$v = \frac{-w}{2}$

Substituting $v$ in $(v - w) = 0$ weget

$\frac{-w}{2} - w = 0$

$\frac{-w - 2w}{2} = 0$

$\frac{-3w}{2} = 0$

$w = - \frac{2}{3}$

substituting $w$ in $(v - w) = 0$

$v - \frac{2}{3} = 0$

$v = \frac{2}{3}$

Now Subtitute $v$ in $(v - u) = 0$

$\frac{2}{3} - u = 0$

$u = \frac{2}{3}$

Am i doing it correctly or no ?????

8. Originally Posted by zorro
ok

$u + v + w = 1$

Mr fantastic is this the right step or no

$u = 1 - v - w$

Substituting $u$ in $(v - u) = -1$ we get

$v - 1 + v + w = -1$
$2v + w = 0$
$v = \frac{-w}{2}$

Substituting $v$ in $(v - w) = 0$ weget

$\frac{-w}{2} - w = 0$

$\frac{-w - 2w}{2} = 0$

$\frac{-3w}{2} = 0$

$w = - \frac{2}{3}$

substituting $w$ in $(v - w) = 0$

$v - \frac{2}{3} = 0$

$v = \frac{2}{3}$

Now Subtitute $v$ in $(v - u) = 0$

$\frac{2}{3} - u = 0$

$u = \frac{2}{3}$

Am i doing it correctly or no ?????
Have you checked your solution by substituting it into the equations?

From the equations: v = w, u = 1 + v = 1 + w.

Substitute into u + v + w = 1. Therefore ....

9. ## Is this correct

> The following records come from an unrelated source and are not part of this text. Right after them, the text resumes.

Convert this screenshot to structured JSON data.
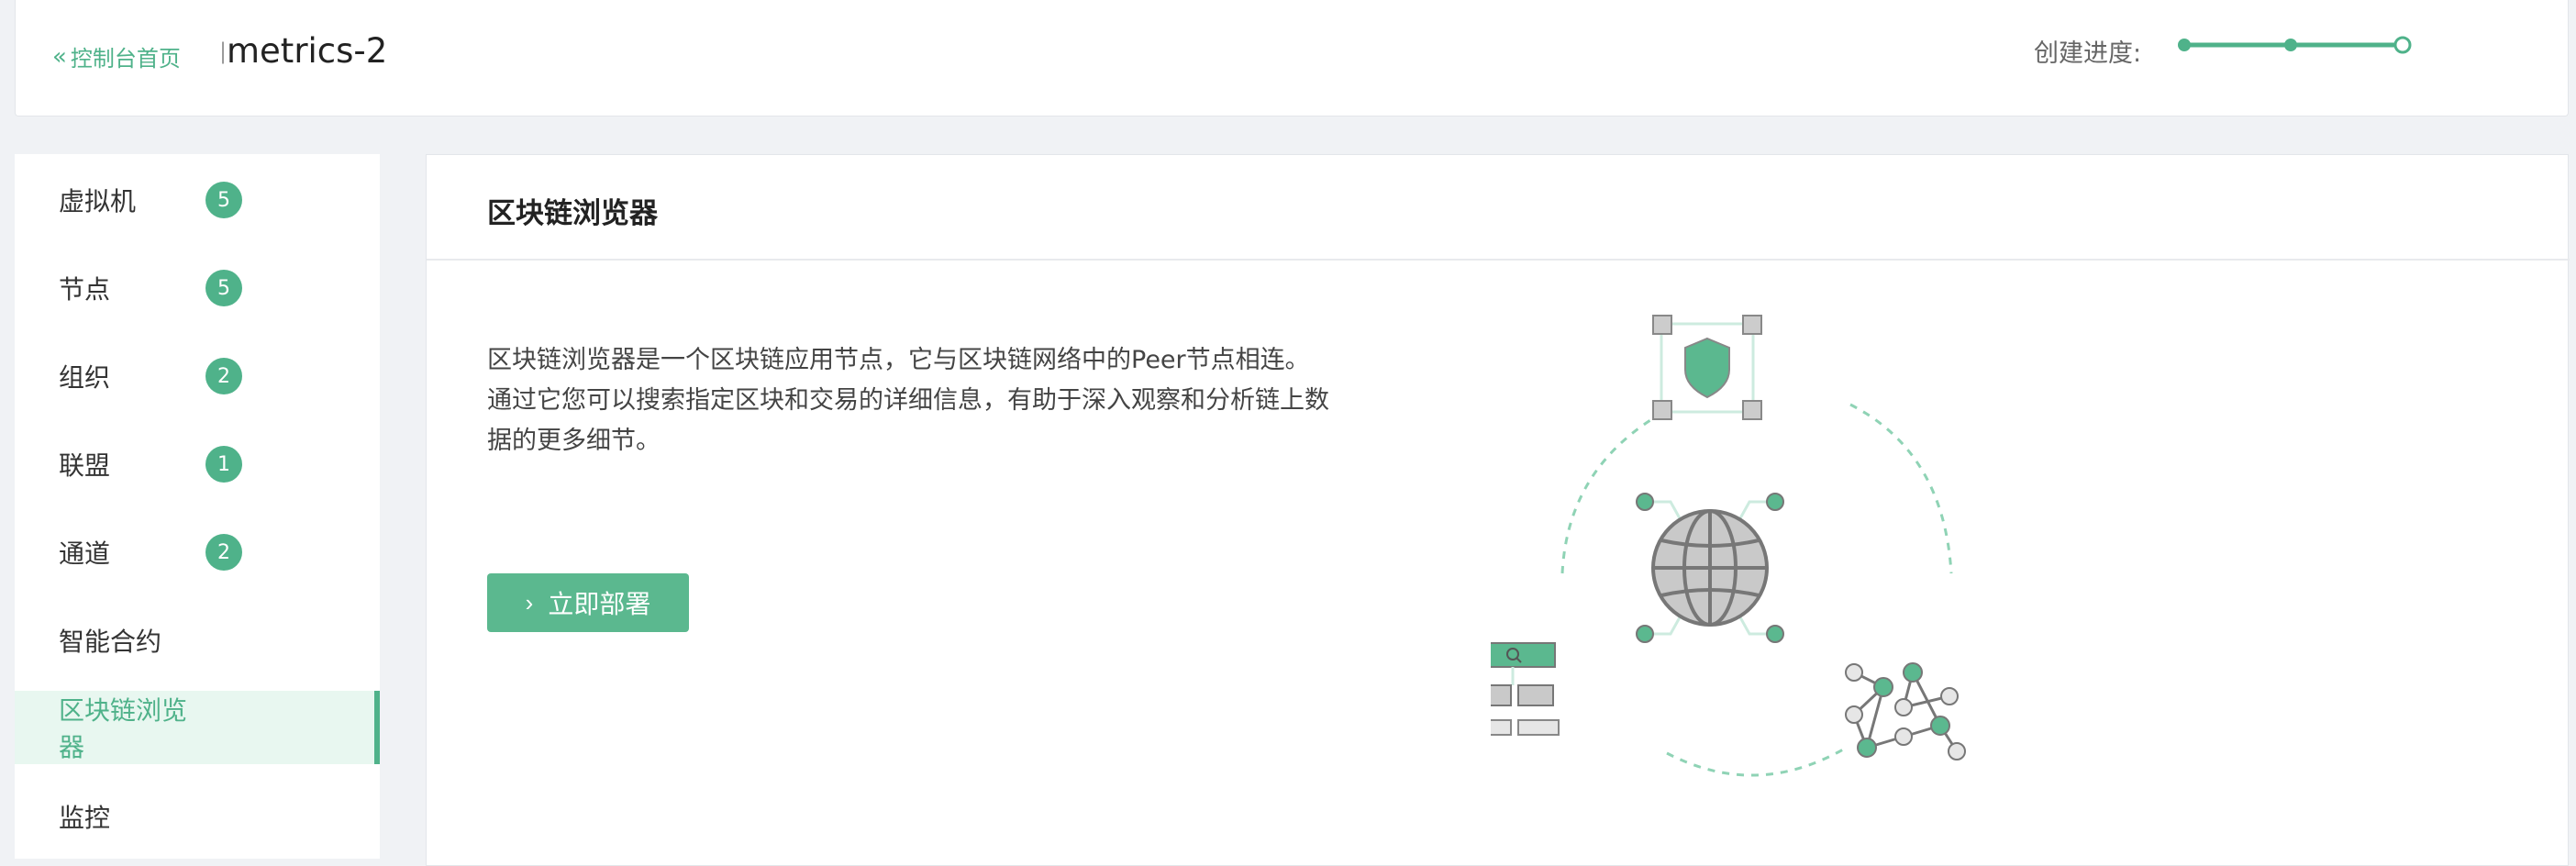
{
  "header": {
    "back_label": "控制台首页",
    "separator": "|",
    "title": "metrics-2",
    "progress_label": "创建进度:",
    "progress_steps_done": 2,
    "progress_steps_total": 3
  },
  "sidebar": {
    "items": [
      {
        "label": "虚拟机",
        "badge": "5"
      },
      {
        "label": "节点",
        "badge": "5"
      },
      {
        "label": "组织",
        "badge": "2"
      },
      {
        "label": "联盟",
        "badge": "1"
      },
      {
        "label": "通道",
        "badge": "2"
      },
      {
        "label": "智能合约"
      },
      {
        "label": "区块链浏览器",
        "active": true
      },
      {
        "label": "监控"
      }
    ]
  },
  "main": {
    "title": "区块链浏览器",
    "description": "区块链浏览器是一个区块链应用节点，它与区块链网络中的Peer节点相连。通过它您可以搜索指定区块和交易的详细信息，有助于深入观察和分析链上数据的更多细节。",
    "deploy_label": "立即部署"
  },
  "colors": {
    "accent": "#4fb28a",
    "button": "#5bb88f"
  },
  "icons": {
    "back": "double-chevron-left-icon",
    "deploy": "chevron-right-icon"
  }
}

Originally Posted by mr fantastic
Have you checked your solution by substituting it into the equations?

From the equations: v = w, u = 1 + v = 1 + w.

Substitute into u + v + w = 1. Therefore ....

I am getting
$u = 1$
$v = 0$
$w = 0$

10. Originally Posted by zorro
I am getting
$u = 1$
$v = 0$
$w = 0$
Correct.

11. ## Thanks u every one for helping me

Thank u mr fantastic and every one else for helping me